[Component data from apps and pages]
********************

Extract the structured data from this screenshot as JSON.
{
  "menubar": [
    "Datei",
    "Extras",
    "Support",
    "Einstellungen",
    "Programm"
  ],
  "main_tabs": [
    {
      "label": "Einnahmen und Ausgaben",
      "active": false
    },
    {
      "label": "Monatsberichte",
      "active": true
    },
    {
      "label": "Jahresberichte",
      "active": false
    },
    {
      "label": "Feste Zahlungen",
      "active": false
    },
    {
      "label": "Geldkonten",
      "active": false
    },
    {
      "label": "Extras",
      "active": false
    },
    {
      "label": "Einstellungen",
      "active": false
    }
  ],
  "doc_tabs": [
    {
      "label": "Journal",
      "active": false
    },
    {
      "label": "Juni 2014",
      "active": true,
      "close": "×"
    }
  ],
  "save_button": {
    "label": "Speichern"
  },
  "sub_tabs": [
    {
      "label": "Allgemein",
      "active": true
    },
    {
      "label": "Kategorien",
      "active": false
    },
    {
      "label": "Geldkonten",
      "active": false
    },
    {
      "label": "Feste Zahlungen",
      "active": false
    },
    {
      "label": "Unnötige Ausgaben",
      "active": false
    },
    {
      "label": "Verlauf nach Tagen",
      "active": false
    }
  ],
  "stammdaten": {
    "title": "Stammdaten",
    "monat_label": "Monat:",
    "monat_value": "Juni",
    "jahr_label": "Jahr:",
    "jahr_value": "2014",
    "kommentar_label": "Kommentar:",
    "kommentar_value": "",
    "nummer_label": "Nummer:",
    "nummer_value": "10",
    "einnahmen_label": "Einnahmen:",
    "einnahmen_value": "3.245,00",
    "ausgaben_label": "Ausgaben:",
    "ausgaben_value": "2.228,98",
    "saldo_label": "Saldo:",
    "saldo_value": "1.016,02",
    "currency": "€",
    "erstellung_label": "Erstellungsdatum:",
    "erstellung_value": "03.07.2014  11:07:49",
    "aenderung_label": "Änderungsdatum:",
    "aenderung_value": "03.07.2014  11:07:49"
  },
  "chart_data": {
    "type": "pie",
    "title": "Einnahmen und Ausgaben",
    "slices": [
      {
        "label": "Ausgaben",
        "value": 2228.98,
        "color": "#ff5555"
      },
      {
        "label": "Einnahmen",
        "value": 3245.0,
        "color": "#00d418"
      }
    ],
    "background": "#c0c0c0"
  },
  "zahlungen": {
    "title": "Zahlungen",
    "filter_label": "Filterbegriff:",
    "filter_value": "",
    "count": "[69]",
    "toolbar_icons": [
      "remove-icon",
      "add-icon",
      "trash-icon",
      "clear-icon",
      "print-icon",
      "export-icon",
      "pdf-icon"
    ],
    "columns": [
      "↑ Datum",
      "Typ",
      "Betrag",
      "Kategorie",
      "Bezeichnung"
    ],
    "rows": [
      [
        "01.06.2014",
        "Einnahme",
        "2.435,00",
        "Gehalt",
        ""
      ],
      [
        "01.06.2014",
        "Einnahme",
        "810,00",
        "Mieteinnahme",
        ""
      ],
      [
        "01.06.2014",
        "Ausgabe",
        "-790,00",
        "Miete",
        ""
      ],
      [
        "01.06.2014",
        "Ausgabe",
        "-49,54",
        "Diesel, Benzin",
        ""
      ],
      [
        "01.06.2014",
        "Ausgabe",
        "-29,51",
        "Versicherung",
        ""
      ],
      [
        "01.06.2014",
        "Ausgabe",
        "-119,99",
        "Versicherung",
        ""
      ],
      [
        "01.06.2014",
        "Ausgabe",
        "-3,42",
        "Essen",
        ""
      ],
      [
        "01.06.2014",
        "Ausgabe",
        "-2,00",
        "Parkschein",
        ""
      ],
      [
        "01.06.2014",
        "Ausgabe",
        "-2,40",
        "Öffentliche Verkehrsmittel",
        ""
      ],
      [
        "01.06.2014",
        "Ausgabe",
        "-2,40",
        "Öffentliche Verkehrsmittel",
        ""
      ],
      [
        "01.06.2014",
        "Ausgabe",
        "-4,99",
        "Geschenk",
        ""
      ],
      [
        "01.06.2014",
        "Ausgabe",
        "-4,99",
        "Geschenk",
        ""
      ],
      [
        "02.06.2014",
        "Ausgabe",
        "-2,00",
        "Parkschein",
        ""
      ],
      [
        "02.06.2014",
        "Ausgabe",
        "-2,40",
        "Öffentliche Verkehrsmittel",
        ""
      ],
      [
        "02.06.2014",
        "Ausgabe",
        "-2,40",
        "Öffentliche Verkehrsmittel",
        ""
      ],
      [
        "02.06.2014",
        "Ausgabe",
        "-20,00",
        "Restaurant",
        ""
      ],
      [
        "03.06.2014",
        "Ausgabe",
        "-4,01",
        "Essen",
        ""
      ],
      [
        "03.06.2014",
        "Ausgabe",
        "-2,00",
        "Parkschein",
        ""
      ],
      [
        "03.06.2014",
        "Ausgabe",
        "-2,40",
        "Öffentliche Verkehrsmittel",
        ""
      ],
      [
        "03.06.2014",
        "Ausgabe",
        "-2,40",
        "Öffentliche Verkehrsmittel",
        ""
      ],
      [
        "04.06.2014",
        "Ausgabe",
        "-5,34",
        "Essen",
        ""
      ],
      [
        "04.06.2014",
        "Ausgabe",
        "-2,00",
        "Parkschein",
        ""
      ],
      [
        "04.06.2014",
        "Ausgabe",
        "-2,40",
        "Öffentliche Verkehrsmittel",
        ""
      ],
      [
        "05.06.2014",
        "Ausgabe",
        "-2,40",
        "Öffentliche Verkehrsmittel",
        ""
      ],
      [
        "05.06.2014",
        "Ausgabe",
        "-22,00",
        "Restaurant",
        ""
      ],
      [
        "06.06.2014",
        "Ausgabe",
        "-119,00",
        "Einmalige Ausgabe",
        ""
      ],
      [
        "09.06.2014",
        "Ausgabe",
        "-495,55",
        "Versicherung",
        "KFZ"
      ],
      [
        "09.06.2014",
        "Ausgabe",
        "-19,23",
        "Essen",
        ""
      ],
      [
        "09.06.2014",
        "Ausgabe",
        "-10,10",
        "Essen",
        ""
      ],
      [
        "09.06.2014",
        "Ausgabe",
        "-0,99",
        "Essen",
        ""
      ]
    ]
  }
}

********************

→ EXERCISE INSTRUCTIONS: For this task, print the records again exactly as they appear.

→ RESPONSE BELOW:
Extract the structured data from this screenshot as JSON.
{
  "menubar": [
    "Datei",
    "Extras",
    "Support",
    "Einstellungen",
    "Programm"
  ],
  "main_tabs": [
    {
      "label": "Einnahmen und Ausgaben",
      "active": false
    },
    {
      "label": "Monatsberichte",
      "active": true
    },
    {
      "label": "Jahresberichte",
      "active": false
    },
    {
      "label": "Feste Zahlungen",
      "active": false
    },
    {
      "label": "Geldkonten",
      "active": false
    },
    {
      "label": "Extras",
      "active": false
    },
    {
      "label": "Einstellungen",
      "active": false
    }
  ],
  "doc_tabs": [
    {
      "label": "Journal",
      "active": false
    },
    {
      "label": "Juni 2014",
      "active": true,
      "close": "×"
    }
  ],
  "save_button": {
    "label": "Speichern"
  },
  "sub_tabs": [
    {
      "label": "Allgemein",
      "active": true
    },
    {
      "label": "Kategorien",
      "active": false
    },
    {
      "label": "Geldkonten",
      "active": false
    },
    {
      "label": "Feste Zahlungen",
      "active": false
    },
    {
      "label": "Unnötige Ausgaben",
      "active": false
    },
    {
      "label": "Verlauf nach Tagen",
      "active": false
    }
  ],
  "stammdaten": {
    "title": "Stammdaten",
    "monat_label": "Monat:",
    "monat_value": "Juni",
    "jahr_label": "Jahr:",
    "jahr_value": "2014",
    "kommentar_label": "Kommentar:",
    "kommentar_value": "",
    "nummer_label": "Nummer:",
    "nummer_value": "10",
    "einnahmen_label": "Einnahmen:",
    "einnahmen_value": "3.245,00",
    "ausgaben_label": "Ausgaben:",
    "ausgaben_value": "2.228,98",
    "saldo_label": "Saldo:",
    "saldo_value": "1.016,02",
    "currency": "€",
    "erstellung_label": "Erstellungsdatum:",
    "erstellung_value": "03.07.2014  11:07:49",
    "aenderung_label": "Änderungsdatum:",
    "aenderung_value": "03.07.2014  11:07:49"
  },
  "chart_data": {
    "type": "pie",
    "title": "Einnahmen und Ausgaben",
    "slices": [
      {
        "label": "Ausgaben",
        "value": 2228.98,
        "color": "#ff5555"
      },
      {
        "label": "Einnahmen",
        "value": 3245.0,
        "color": "#00d418"
      }
    ],
    "background": "#c0c0c0"
  },
  "zahlungen": {
    "title": "Zahlungen",
    "filter_label": "Filterbegriff:",
    "filter_value": "",
    "count": "[69]",
    "toolbar_icons": [
      "remove-icon",
      "add-icon",
      "trash-icon",
      "clear-icon",
      "print-icon",
      "export-icon",
      "pdf-icon"
    ],
    "columns": [
      "↑ Datum",
      "Typ",
      "Betrag",
      "Kategorie",
      "Bezeichnung"
    ],
    "rows": [
      [
        "01.06.2014",
        "Einnahme",
        "2.435,00",
        "Gehalt",
        ""
      ],
      [
        "01.06.2014",
        "Einnahme",
        "810,00",
        "Mieteinnahme",
        ""
      ],
      [
        "01.06.2014",
        "Ausgabe",
        "-790,00",
        "Miete",
        ""
      ],
      [
        "01.06.2014",
        "Ausgabe",
        "-49,54",
        "Diesel, Benzin",
        ""
      ],
      [
        "01.06.2014",
        "Ausgabe",
        "-29,51",
        "Versicherung",
        ""
      ],
      [
        "01.06.2014",
        "Ausgabe",
        "-119,99",
        "Versicherung",
        ""
      ],
      [
        "01.06.2014",
        "Ausgabe",
        "-3,42",
        "Essen",
        ""
      ],
      [
        "01.06.2014",
        "Ausgabe",
        "-2,00",
        "Parkschein",
        ""
      ],
      [
        "01.06.2014",
        "Ausgabe",
        "-2,40",
        "Öffentliche Verkehrsmittel",
        ""
      ],
      [
        "01.06.2014",
        "Ausgabe",
        "-2,40",
        "Öffentliche Verkehrsmittel",
        ""
      ],
      [
        "01.06.2014",
        "Ausgabe",
        "-4,99",
        "Geschenk",
        ""
      ],
      [
        "01.06.2014",
        "Ausgabe",
        "-4,99",
        "Geschenk",
        ""
      ],
      [
        "02.06.2014",
        "Ausgabe",
        "-2,00",
        "Parkschein",
        ""
      ],
      [
        "02.06.2014",
        "Ausgabe",
        "-2,40",
        "Öffentliche Verkehrsmittel",
        ""
      ],
      [
        "02.06.2014",
        "Ausgabe",
        "-2,40",
        "Öffentliche Verkehrsmittel",
        ""
      ],
      [
        "02.06.2014",
        "Ausgabe",
        "-20,00",
        "Restaurant",
        ""
      ],
      [
        "03.06.2014",
        "Ausgabe",
        "-4,01",
        "Essen",
        ""
      ],
      [
        "03.06.2014",
        "Ausgabe",
        "-2,00",
        "Parkschein",
        ""
      ],
      [
        "03.06.2014",
        "Ausgabe",
        "-2,40",
        "Öffentliche Verkehrsmittel",
        ""
      ],
      [
        "03.06.2014",
        "Ausgabe",
        "-2,40",
        "Öffentliche Verkehrsmittel",
        ""
      ],
      [
        "04.06.2014",
        "Ausgabe",
        "-5,34",
        "Essen",
        ""
      ],
      [
        "04.06.2014",
        "Ausgabe",
        "-2,00",
        "Parkschein",
        ""
      ],
      [
        "04.06.2014",
        "Ausgabe",
        "-2,40",
        "Öffentliche Verkehrsmittel",
        ""
      ],
      [
        "05.06.2014",
        "Ausgabe",
        "-2,40",
        "Öffentliche Verkehrsmittel",
        ""
      ],
      [
        "05.06.2014",
        "Ausgabe",
        "-22,00",
        "Restaurant",
        ""
      ],
      [
        "06.06.2014",
        "Ausgabe",
        "-119,00",
        "Einmalige Ausgabe",
        ""
      ],
      [
        "09.06.2014",
        "Ausgabe",
        "-495,55",
        "Versicherung",
        "KFZ"
      ],
      [
        "09.06.2014",
        "Ausgabe",
        "-19,23",
        "Essen",
        ""
      ],
      [
        "09.06.2014",
        "Ausgabe",
        "-10,10",
        "Essen",
        ""
      ],
      [
        "09.06.2014",
        "Ausgabe",
        "-0,99",
        "Essen",
        ""
      ]
    ]
  }
}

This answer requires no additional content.